could further undermine congressional bipartisanship which is crucial to
AIPAC, the key organization promoting Israel whose recent annual
conference was attended by over 13,000 participants, at no stage expressed an
opinion about Hagel, despite its traditional record of aggressively confronting
anti-Israeli political candidates.
Abe Foxman of the Anti-Defamation
League and David Harris of the American Jewish Committee did express their
concerns on various occasions but failed to launch public
Whether or not these tactics prove to be justified, it is
clear that the electoral support of the majority of Americans Jews failed to
deter Obama from appointing Hagel, despite his awareness that this would deeply
distress most of them. It may in fact signal that ongoing Jewish support has
encouraged Democrats to take Jews for granted and substantially weakened their
However, the spotlight is now focused on President
Obama’s visit to Israel. Every visiting US president has addressed the Knesset
and Obama’s refusal to do so is perceived by many Israelis as a symbolic
Yet the real litmus test as to the president’s intentions will be
reflected by the manner in which he responds to the concrete issues impacting on
Israel’s security and future.
How will he act in relation to Iran? Does
he intend to pressure Israel again to make further unilateral concessions to the
Palestinians on the basis of a quid pro quo in relation to Iran? Will he revert
to promoting the 1949 armistice lines as the benchmark in renewing negotiations?
Will he continue appeasing the Islamists – the Egyptians, the Turks? In
addition, it should be clear that if Obama fails to employ US pressure on the
Europeans to prevent sanctions being imposed against Israel or abstains from
vetoing anti-Israeli UN Security Council resolutions, he would be, indirectly,
abandoning the Jewish state to the wolves.
If American Jewish leaders
have been keeping their powder dry for these crucial issues and are able to
ensure that a bipartisan Congress remains firmly supportive of Israel and
ensures our security requirements, their restraint will be vindicated.
this context, even a weakened American Jewry still carries enormous clout, and
its ongoing support for Israel remains crucial.
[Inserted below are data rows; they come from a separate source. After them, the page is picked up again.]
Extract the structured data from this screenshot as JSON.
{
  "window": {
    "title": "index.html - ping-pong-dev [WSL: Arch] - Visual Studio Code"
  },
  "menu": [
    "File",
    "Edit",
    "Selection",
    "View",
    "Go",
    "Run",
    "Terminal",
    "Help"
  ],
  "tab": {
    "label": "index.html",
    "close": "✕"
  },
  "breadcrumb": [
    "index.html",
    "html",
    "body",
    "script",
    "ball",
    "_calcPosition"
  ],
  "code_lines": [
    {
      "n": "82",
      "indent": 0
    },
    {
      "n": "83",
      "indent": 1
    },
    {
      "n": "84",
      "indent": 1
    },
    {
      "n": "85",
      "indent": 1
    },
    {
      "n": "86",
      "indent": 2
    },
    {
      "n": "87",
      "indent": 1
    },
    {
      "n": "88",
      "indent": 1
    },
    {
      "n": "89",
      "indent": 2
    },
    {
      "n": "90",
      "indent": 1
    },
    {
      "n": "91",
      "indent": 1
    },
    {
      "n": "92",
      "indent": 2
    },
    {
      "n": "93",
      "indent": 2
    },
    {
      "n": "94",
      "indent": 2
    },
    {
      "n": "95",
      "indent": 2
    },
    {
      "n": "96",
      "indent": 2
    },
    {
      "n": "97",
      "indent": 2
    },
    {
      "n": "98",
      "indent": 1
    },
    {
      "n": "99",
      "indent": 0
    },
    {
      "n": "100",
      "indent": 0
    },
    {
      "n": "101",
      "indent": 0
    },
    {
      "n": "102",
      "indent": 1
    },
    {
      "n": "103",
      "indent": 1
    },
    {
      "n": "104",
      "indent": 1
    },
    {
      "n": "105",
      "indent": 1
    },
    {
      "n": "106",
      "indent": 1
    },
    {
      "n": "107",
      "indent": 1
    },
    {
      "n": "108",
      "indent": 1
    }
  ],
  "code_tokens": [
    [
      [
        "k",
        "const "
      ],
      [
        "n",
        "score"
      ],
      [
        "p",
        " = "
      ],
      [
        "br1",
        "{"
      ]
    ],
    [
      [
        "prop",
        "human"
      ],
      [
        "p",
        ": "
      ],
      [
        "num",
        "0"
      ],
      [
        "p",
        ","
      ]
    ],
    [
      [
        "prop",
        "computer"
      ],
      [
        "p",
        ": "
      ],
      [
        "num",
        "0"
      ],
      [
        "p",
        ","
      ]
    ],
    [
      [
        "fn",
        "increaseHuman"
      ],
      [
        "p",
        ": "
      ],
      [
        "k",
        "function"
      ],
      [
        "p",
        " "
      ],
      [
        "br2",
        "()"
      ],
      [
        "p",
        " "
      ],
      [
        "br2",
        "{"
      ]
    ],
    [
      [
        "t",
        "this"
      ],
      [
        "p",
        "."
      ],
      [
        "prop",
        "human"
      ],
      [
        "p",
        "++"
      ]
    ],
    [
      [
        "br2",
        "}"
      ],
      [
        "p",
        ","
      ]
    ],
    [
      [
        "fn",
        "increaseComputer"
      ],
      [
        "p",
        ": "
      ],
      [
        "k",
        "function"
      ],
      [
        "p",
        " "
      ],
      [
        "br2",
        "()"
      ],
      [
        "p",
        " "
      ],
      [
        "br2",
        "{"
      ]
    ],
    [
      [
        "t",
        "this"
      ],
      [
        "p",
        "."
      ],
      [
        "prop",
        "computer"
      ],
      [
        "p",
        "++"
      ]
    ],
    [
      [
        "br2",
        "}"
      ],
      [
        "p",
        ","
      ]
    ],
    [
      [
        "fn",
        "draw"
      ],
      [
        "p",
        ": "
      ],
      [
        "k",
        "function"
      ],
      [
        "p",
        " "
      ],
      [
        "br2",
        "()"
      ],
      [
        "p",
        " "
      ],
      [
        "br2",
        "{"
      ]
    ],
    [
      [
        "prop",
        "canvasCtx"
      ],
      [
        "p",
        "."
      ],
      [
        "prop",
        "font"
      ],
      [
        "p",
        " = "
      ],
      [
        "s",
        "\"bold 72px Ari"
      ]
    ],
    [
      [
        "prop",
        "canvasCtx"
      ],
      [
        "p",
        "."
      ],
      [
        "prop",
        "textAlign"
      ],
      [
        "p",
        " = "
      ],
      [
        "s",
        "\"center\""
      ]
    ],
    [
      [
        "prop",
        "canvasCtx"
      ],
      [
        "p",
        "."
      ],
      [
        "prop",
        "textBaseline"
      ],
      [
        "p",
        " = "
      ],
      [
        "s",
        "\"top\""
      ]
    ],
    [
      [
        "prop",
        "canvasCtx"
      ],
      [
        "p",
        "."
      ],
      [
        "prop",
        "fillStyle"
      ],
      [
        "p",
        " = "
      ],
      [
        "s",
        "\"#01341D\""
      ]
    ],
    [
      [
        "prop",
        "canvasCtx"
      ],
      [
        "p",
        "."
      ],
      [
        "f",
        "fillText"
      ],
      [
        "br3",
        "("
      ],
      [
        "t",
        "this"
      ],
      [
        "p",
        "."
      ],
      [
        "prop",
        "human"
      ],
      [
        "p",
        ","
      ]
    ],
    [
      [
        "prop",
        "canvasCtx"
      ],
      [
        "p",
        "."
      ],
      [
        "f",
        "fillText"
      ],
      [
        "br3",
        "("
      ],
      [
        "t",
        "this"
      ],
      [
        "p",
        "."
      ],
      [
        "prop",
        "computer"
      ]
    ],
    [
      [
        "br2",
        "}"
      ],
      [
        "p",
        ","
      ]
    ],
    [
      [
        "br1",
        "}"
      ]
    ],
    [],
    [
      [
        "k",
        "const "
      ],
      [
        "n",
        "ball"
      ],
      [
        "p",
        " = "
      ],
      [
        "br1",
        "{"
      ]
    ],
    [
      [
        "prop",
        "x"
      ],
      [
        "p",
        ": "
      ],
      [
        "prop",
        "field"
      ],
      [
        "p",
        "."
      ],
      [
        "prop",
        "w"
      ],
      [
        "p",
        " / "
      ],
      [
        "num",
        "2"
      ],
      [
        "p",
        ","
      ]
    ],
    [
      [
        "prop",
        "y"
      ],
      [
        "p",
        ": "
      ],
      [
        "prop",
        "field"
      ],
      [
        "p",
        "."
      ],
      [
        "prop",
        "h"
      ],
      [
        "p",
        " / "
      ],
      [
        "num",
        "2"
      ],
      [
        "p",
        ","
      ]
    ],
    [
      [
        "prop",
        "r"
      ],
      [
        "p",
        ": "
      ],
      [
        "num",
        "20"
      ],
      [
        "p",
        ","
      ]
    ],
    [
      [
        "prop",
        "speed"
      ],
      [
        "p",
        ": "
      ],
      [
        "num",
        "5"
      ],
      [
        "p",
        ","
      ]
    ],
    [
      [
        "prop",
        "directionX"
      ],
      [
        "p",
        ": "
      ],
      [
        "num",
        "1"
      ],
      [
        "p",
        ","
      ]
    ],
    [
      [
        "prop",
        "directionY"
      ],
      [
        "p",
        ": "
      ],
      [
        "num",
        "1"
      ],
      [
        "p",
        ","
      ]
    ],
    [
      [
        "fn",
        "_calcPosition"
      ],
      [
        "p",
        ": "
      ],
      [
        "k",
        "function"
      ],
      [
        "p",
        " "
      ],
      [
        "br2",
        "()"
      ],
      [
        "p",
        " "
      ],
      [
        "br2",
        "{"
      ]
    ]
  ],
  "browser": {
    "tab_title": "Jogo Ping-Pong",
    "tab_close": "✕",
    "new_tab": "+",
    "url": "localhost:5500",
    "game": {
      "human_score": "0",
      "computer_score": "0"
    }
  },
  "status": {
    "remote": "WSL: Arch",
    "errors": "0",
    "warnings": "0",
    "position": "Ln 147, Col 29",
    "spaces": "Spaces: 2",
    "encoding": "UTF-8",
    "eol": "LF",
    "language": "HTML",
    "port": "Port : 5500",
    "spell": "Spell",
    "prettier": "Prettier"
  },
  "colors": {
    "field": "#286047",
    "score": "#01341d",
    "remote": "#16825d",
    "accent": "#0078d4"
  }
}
Jewish leaders must strategize a
campaign to determine the best manner of enhancing the security of the Jewish
state and encouraging the US administration to adhere to its commitments and
In the long term, this will also profoundly influence the
standing and well-being of American Jewry whose fate is inextricably linked with
that of Israel – even if some of them do not acknowledge it.The writer’s
website can be viewed at www.wordfromjerusalem.com.
He may be contacted